Again, he’s not precise about what period he’s talking about. I went to high school in Montreal from 1963 to 1967 — 50 years ago. Every one of my friends was Jewish. I never had the slightest sense that any of us felt our choices in life and work were limited by our Judaism.
To get back to your original question, Peter, about getting more Jews to participate in a discussion of Israel/Palestine, I’d repeat: The growing tendency among pro-Palestinian activists to promote the “one-state solution” is seen by most Jews as an attempt to destroy Israel. They are not likely to participate in such a discussion.
I’d say it means, by and large, don’t expect Jews to participate and do expect to be denounced. Welcome Jews who make themselves available — as comrades and as a cover against accusations of anti-Semitism — but don’t expect large numbers of Jews to participate in a balanced discussion. Many Jews have criticisms of Israel, but they won’t acknowledge these in public.
There might be a strategy that does work. Those Jews who want the Jewish state to survive might be convinced that Israel’s policies of occupation and settlement are endangering its security; that a functioning Palestinian state in the territories is necessary to Israel’s security; and that supporters of Israel should speak out.

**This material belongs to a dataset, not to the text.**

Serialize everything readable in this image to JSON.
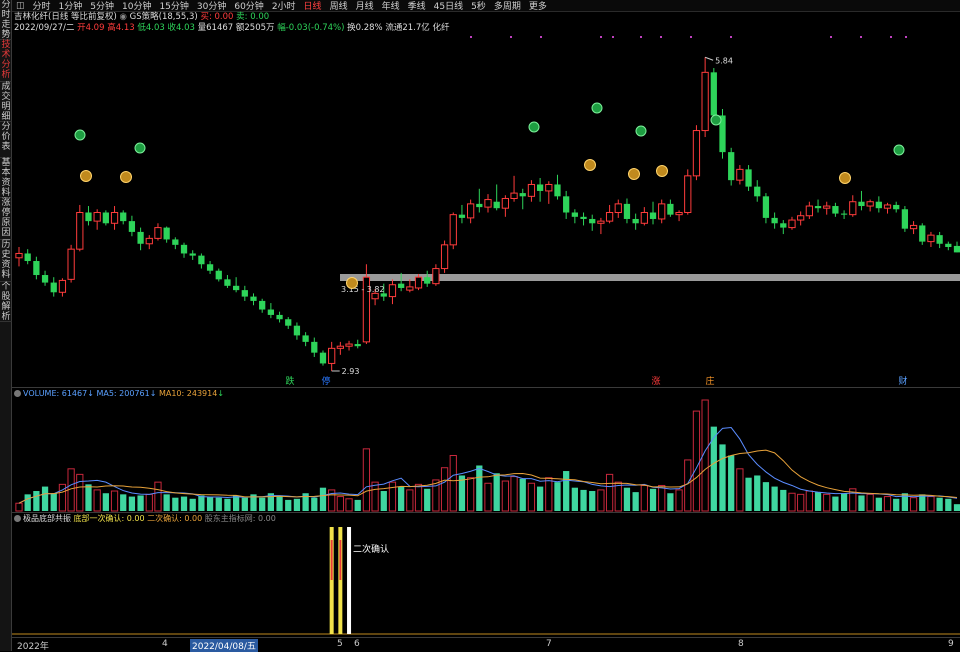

This is, of course, the argument of 96.2 per cent of the Israeli left, but it’s an argument anathema to increasing numbers of the Canada’s Palestinian support community.
Comments are closed.